The EDF's Centre d'Exploitation des Turbines à Combustion (CETAC)"”Combustion Turbines Operating Center"”is responsible for maintaining those turbines. To meet that mandate, the organization operates 13 production units at seven sites and stores spare parts at eight storage areas.

Recently, CETAC began employing RFID to ensure that if any piece requires replacement or repair, the necessary spare parts can be located within the shortest possible span of time. The technology, provided by Nexess, includes EPC Gen 2 passive ultrahigh-frequency (UHF) RFID tags from Omni-ID.

Typically, CETAC reports, if the energy company switches on a gas turbine in response to spikes in demand for electricity, the system functions fine.

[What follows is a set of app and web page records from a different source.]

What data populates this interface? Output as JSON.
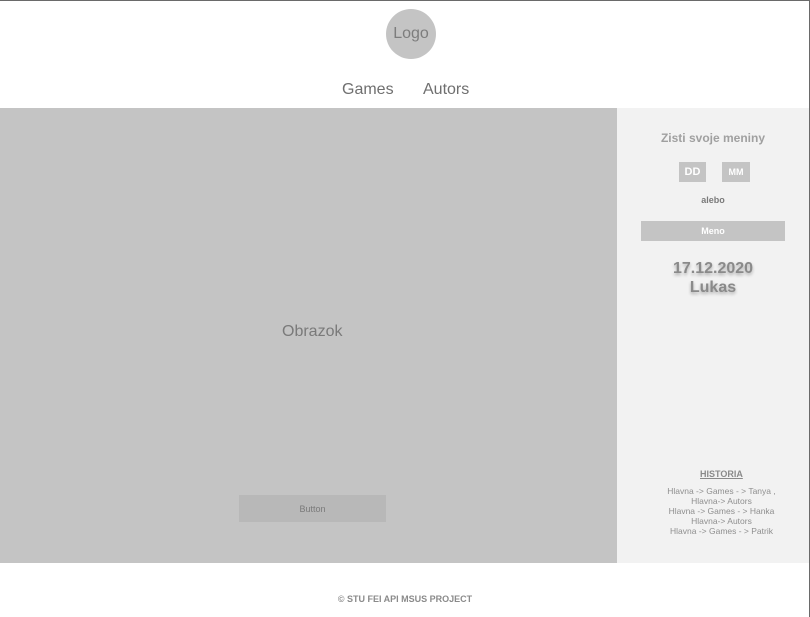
{
  "header": {
    "logo_text": "Logo"
  },
  "nav": {
    "items": [
      {
        "label": "Games"
      },
      {
        "label": "Autors"
      }
    ]
  },
  "main": {
    "image_label": "Obrazok",
    "button_label": "Button"
  },
  "sidebar": {
    "title": "Zisti svoje meniny",
    "day_placeholder": "DD",
    "month_placeholder": "MM",
    "or_text": "alebo",
    "name_placeholder": "Meno",
    "result_date": "17.12.2020",
    "result_name": "Lukas",
    "history_title": "HISTORIA",
    "history_lines": [
      "Hlavna -> Games - > Tanya ,",
      "Hlavna-> Autors",
      "Hlavna -> Games - > Hanka",
      "Hlavna-> Autors",
      "Hlavna -> Games - > Patrik"
    ]
  },
  "footer": {
    "text": "© STU FEI API MSUS PROJECT"
  },
  "colors": {
    "placeholder_gray": "#c4c4c4",
    "sidebar_bg": "#f2f2f2",
    "text_gray": "#7a7a7a"
  }
}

However, because the turbine has remained dormant for some time, it is possible that a part may fail, in which case the problem must be quickly diagnosed and the replacement part identified and installed.

Read Full Article

 

Keywords: tracking and tracing, parts visibility, RFID, energy industry, public utilities, logistics & supply chain

French Utility Uses RFID Tech to Keep Tabs on Turbines, Parts